Flex Logic CEO Geoff Tate explained that the company has changed the wiring inside the FPGA so instead of having the FPGA outside the processor you can put it directly on the chip making it an integrated package or an SoC.
This makes the total area of the eventual chip larger, but boosts performance and lowers the overall cost. The Flex Logic cores also can snap together meaning that the design of these FPGAs is fairly flexible and modular. So far Flex Logic is launching with a product called the ESLX core in a variation that offers 2,500 LUTs or look up tables (a measure of performance in FPGAs). This core can be combined with other ESLX cores to give a company more performance and each one adds about 15 cents to the overall device. That cost is mitigated by putting t on the chip as an SoC however.
The initial sample chip is in the company’s hands and customers are testing it with the fist chip expected to be in products later this year, said Tate. Because Flex Logic is selling IP, much like [company]ARM[/company] does, rather than the silicon itself, Tate expects that it will be able to translate its designs fairly rapidly to the demands of the market. It plans to make a larger and a smaller design of its ESLX core as well as to make a 40 nanometer version of the core to complement its current 28 nanometer version, but Tate is waiting to see what the market demands.
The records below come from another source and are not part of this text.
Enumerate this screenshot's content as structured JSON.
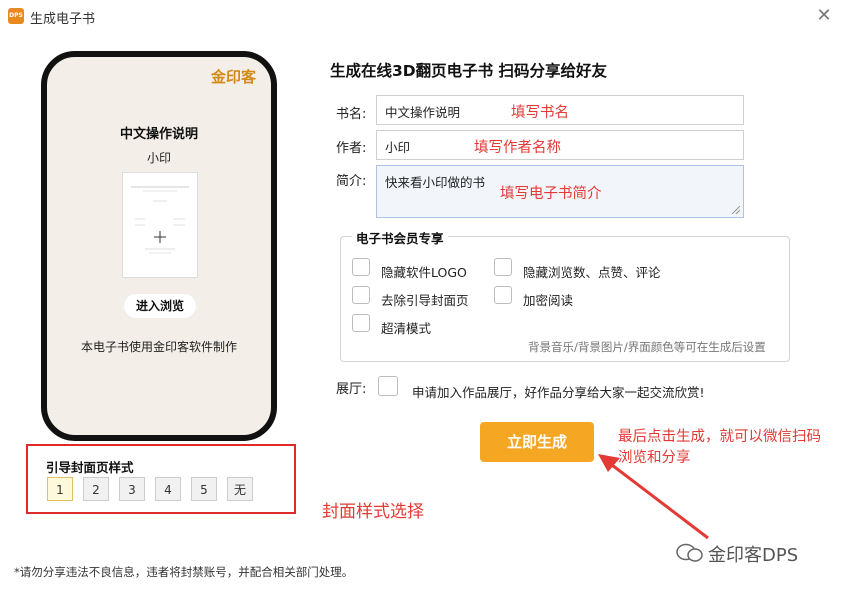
{
  "window": {
    "app_icon_text": "DPS",
    "title": "生成电子书",
    "close_icon": "close-icon"
  },
  "preview": {
    "brand_logo": "金印客",
    "book_title": "中文操作说明",
    "book_author": "小印",
    "enter_button": "进入浏览",
    "made_with": "本电子书使用金印客软件制作"
  },
  "cover_style": {
    "label": "引导封面页样式",
    "options": [
      "1",
      "2",
      "3",
      "4",
      "5",
      "无"
    ],
    "selected": "1",
    "annotation": "封面样式选择"
  },
  "form": {
    "heading": "生成在线3D翻页电子书 扫码分享给好友",
    "name_label": "书名:",
    "name_value": "中文操作说明",
    "name_hint": "填写书名",
    "author_label": "作者:",
    "author_value": "小印",
    "author_hint": "填写作者名称",
    "intro_label": "简介:",
    "intro_value": "快来看小印做的书",
    "intro_hint": "填写电子书简介"
  },
  "member": {
    "title": "电子书会员专享",
    "options": [
      "隐藏软件LOGO",
      "隐藏浏览数、点赞、评论",
      "去除引导封面页",
      "加密阅读",
      "超清模式"
    ],
    "note": "背景音乐/背景图片/界面颜色等可在生成后设置"
  },
  "gallery": {
    "label": "展厅:",
    "text": "申请加入作品展厅，好作品分享给大家一起交流欣赏!"
  },
  "generate": {
    "button": "立即生成",
    "annotation": "最后点击生成，就可以微信扫码浏览和分享"
  },
  "watermark": "金印客DPS",
  "footer": "*请勿分享违法不良信息，违者将封禁账号，并配合相关部门处理。",
  "colors": {
    "accent_orange": "#f5a623",
    "annotation_red": "#e33a35",
    "brand_gold": "#d68a16"
  }
}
He expects the products to first appear in the networking and communications space. Other possible applications for the cores could include encryption in the security field or manufacturing software defined radios, which could be tuned to different radio protocols as needed. If we can make faster, flexible chips this is truly a breakthrough worth investigating. I’ll be keeping an eye on Flex Logic to see the customers it signs up and the tradeoffs its technology demands in the field.